In an interview on CBS' "Face the Nation," Indyk said Mr. Obama had so far made strong policy decisions regarding Egypt - even if his message had gotten a little "blurred."
"He's kind of like a high wire artist, in which he's got to walk a fine line between wanting [Egyptian President Hosni] Mubarak to go, but not go in a way that creates chaos; wanting to signal to the street that he's with them in their demands for democracy and universal rights," said Indyk, the Vice President and Director of Foreign Policy at the Brookings Institution.
"So the message sometimes gets a little blurred because you've got this kind of echo chamber that the administration finds itself in."
"It's a very complicated position," he continued, "but I would give President Obama credit here, that while he hasn't always got the messaging right, he's got the basic policy right - which is to get on the side of change and to try to use what influence we have to shape it in a peaceful and orderly way but to make clear that democracy needs to come to Egypt."
Thomas Pickering, a former U.S. Ambassador to the U.N., Israel and Jordan, noted that recent unconfirmed reports that the government is moving to lift restrictions on the press and to release political protesters was "very significant" - but that the government's next moves would be crucial in determining the future of Egypt.
"They're the first set of steps that we have seen that is now moving in the direction of change and putting it in a much more concrete form," Pickering said, "and doing it in a way that I think reflects what people have been pre-occupied about and indeed worried for a very long period of time: Will Egypt change? Can they deal with the civil rights and the democracy aspect of change? Can the army manage that kind of pivot and indeed can that be done in a way that doesn't bring violence and huge disruptions to many things that are very important for Egypt?
"We're going to have to wait and see and look very carefully," he added.
Abderrahim Foukara, Al Jazeera's Washington and New York Bureau Chief, added that it was important that the Obama administration not misinterpret the forces driving Egypt's movement for political change.
"What the people are saying is, 'We don't actually care what these opposition parties are saying,'" Foukara told Schieffer. "'We did not officially delegate them. These are not a trade union. This is a revolution.'
"The other thing they've been saying is, 'We don't care what President Obama says, what the State Department says, what [U.S. Envoy to Egypt Frank] Wisner says. What we do care about is that we want Mubarak to step down. We have the will, the determination and the creativity to actually keep on demonstrating until we get our demands,'" Foukara continued. "Whether their demand ultimately that Mubarak not only steps down but also leaves the country will actually be met is a different issue."
Foukara noted that many people - in Egypt and the wider Arab world - were "feeling very jittery" about recent negotiations between the Egyptian government and the Muslim Brotherhood, Egypt's most prominent opposition party.
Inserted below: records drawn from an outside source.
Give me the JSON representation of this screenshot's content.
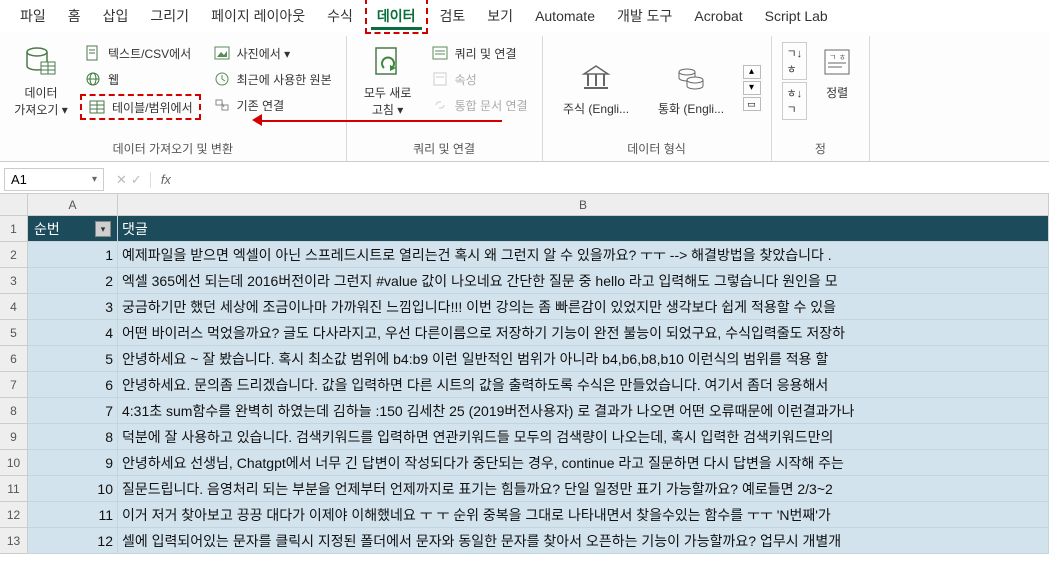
{
  "menu": {
    "items": [
      "파일",
      "홈",
      "삽입",
      "그리기",
      "페이지 레이아웃",
      "수식",
      "데이터",
      "검토",
      "보기",
      "Automate",
      "개발 도구",
      "Acrobat",
      "Script Lab"
    ],
    "highlighted_index": 6
  },
  "ribbon": {
    "group1": {
      "title": "데이터 가져오기 및 변환",
      "import_btn": "데이터\n가져오기 ▾",
      "text_csv": "텍스트/CSV에서",
      "web": "웹",
      "table_range": "테이블/범위에서",
      "photo": "사진에서 ▾",
      "recent": "최근에 사용한 원본",
      "existing": "기존 연결"
    },
    "group2": {
      "title": "쿼리 및 연결",
      "refresh": "모두 새로\n고침 ▾",
      "queries": "쿼리 및 연결",
      "properties": "속성",
      "links": "통합 문서 연결"
    },
    "group3": {
      "title": "데이터 형식",
      "stocks": "주식 (Engli...",
      "currency": "통화 (Engli..."
    },
    "group4": {
      "title": "정",
      "sort_asc": "긱↓",
      "sort_desc": "흑↓",
      "sort": "정렬"
    }
  },
  "namebox": "A1",
  "formula": "",
  "columns": [
    "A",
    "B"
  ],
  "header": {
    "a": "순번",
    "b": "댓글"
  },
  "rows": [
    {
      "n": 1,
      "a": "1",
      "b": "예제파일을 받으면 엑셀이 아닌 스프레드시트로 열리는건 혹시 왜 그런지 알 수 있을까요? ㅜㅜ  --> 해결방법을 찾았습니다 ."
    },
    {
      "n": 2,
      "a": "2",
      "b": "엑셀 365에선 되는데 2016버전이라 그런지 #value 값이 나오네요   간단한 질문 중 hello 라고 입력해도 그렇습니다  원인을 모"
    },
    {
      "n": 3,
      "a": "3",
      "b": "궁금하기만 했던 세상에 조금이나마 가까워진 느낌입니다!!! 이번 강의는 좀 빠른감이 있었지만 생각보다 쉽게 적용할 수 있을"
    },
    {
      "n": 4,
      "a": "4",
      "b": "어떤 바이러스 먹었을까요? 글도 다사라지고, 우선 다른이름으로 저장하기 기능이 완전 불능이 되었구요, 수식입력줄도 저장하"
    },
    {
      "n": 5,
      "a": "5",
      "b": "안녕하세요 ~ 잘 봤습니다.    혹시 최소값 범위에 b4:b9 이런 일반적인 범위가 아니라 b4,b6,b8,b10 이런식의 범위를 적용 할"
    },
    {
      "n": 6,
      "a": "6",
      "b": "안녕하세요. 문의좀 드리겠습니다.  값을 입력하면 다른 시트의 값을 출력하도록 수식은 만들었습니다.  여기서 좀더 응용해서 "
    },
    {
      "n": 7,
      "a": "7",
      "b": "4:31초 sum함수를 완벽히 하였는데 김하늘 :150  김세찬 25 (2019버전사용자) 로 결과가 나오면 어떤 오류때문에 이런결과가나"
    },
    {
      "n": 8,
      "a": "8",
      "b": "덕분에 잘 사용하고 있습니다.  검색키워드를 입력하면 연관키워드들 모두의 검색량이 나오는데,  혹시 입력한 검색키워드만의"
    },
    {
      "n": 9,
      "a": "9",
      "b": "안녕하세요 선생님, Chatgpt에서 너무 긴 답변이 작성되다가 중단되는 경우, continue 라고 질문하면 다시 답변을 시작해 주는"
    },
    {
      "n": 10,
      "a": "10",
      "b": "질문드립니다. 음영처리 되는 부분을 언제부터 언제까지로 표기는 힘들까요?  단일 일정만 표기 가능할까요? 예로들면   2/3~2"
    },
    {
      "n": 11,
      "a": "11",
      "b": "이거 저거 찾아보고 끙끙 대다가 이제야 이해했네요 ㅜ ㅜ 순위 중복을 그대로 나타내면서 찾을수있는 함수를 ㅜㅜ 'N번째'가 "
    },
    {
      "n": 12,
      "a": "12",
      "b": "셀에 입력되어있는 문자를 클릭시 지정된 폴더에서 문자와 동일한 문자를 찾아서 오픈하는 기능이 가능할까요? 업무시 개별개"
    }
  ]
}
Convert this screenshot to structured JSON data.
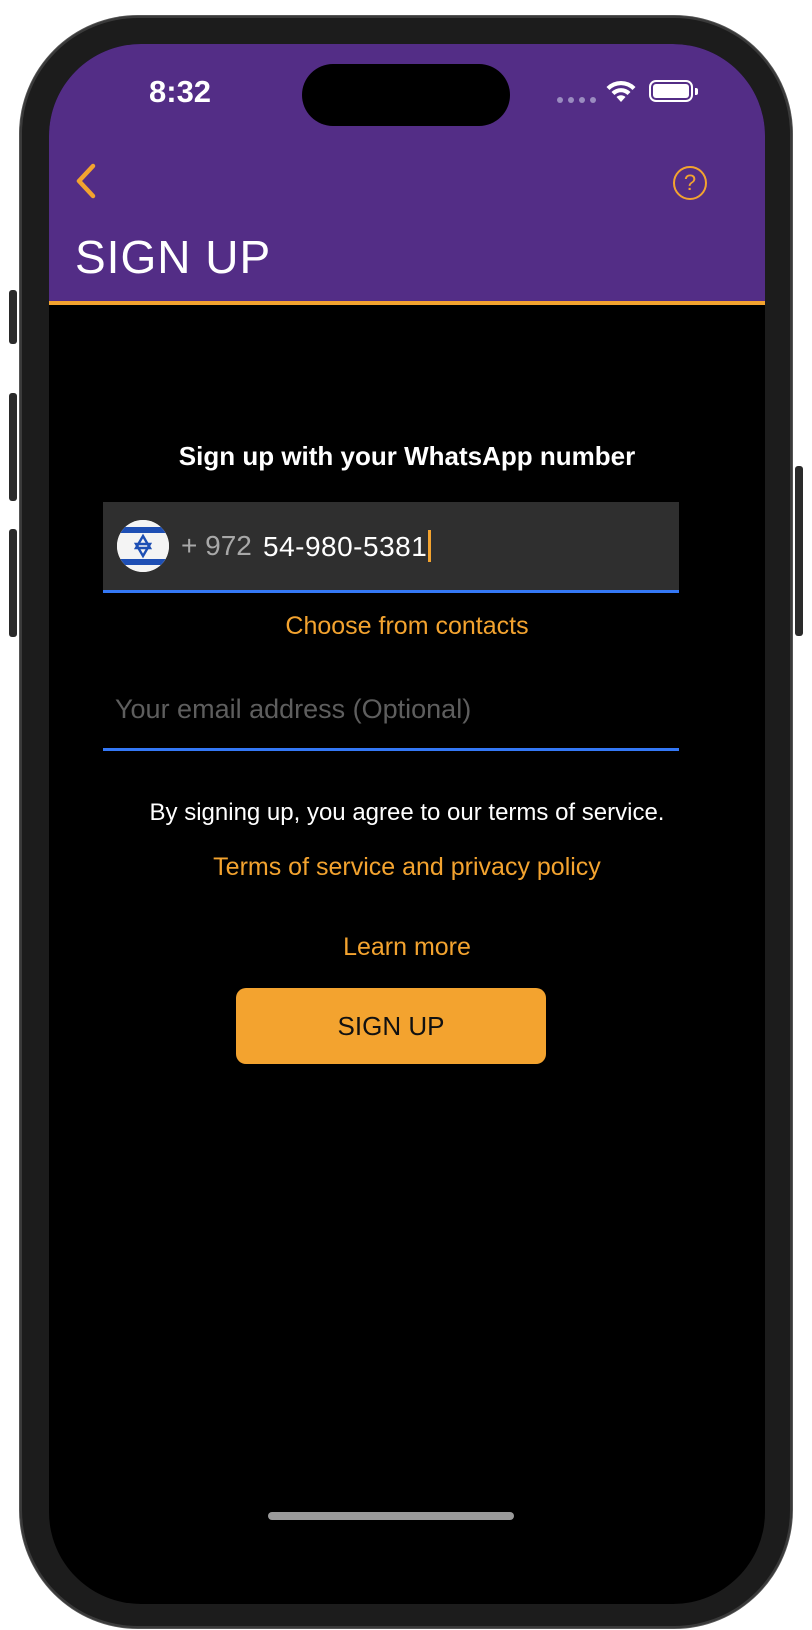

"I think Egyptians, certainly those demonstrating in the square yesterday, had a pretty bad day. It was first of all the reported attack on the gas pipeline to Jordan and Israel. And then there was that report that Vice President Omar Suleiman had been the subject of an assassination attempt," Foukara said. "The specter of the Muslim Brotherhood was raised on a wide scale in the U.S. media - and certainly that has impacted the dynamics."
Foukara added that the Obama administration should be focusing on the people and energy in Cairo's Tahrir Square, where thousands of protesters have been gathered for the last two weeks, during which time protesters throughout Egypt took to the streets demanding the ouster of Mubarak.
"What we are seeing in the square, for example, today the cops holding a mass in the square," Foukara said. "There was a wonderful scene of a young Egyptian couple getting married right in the eye of the revolution. That's what the Obama administration needs to get plugged in because ultimately that's the future. That's the gate to the future of influence in the region."